- DATA SUPPLIED:
____
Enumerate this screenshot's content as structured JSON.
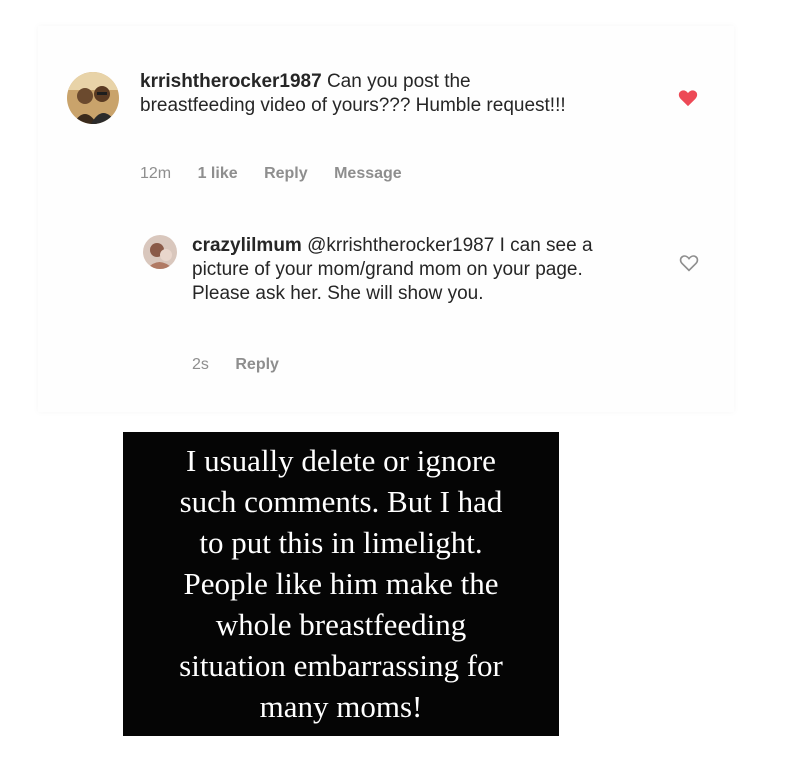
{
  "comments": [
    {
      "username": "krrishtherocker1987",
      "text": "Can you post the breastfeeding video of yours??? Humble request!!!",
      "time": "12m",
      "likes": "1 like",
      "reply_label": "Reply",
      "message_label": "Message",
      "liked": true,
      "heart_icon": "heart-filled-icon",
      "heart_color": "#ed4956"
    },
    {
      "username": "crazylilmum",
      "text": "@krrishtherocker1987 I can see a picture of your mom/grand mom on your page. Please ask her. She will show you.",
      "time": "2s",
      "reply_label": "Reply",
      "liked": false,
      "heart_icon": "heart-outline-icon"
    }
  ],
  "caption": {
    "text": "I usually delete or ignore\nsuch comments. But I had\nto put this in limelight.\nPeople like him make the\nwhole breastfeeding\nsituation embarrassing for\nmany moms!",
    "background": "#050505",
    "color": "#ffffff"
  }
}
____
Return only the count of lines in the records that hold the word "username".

2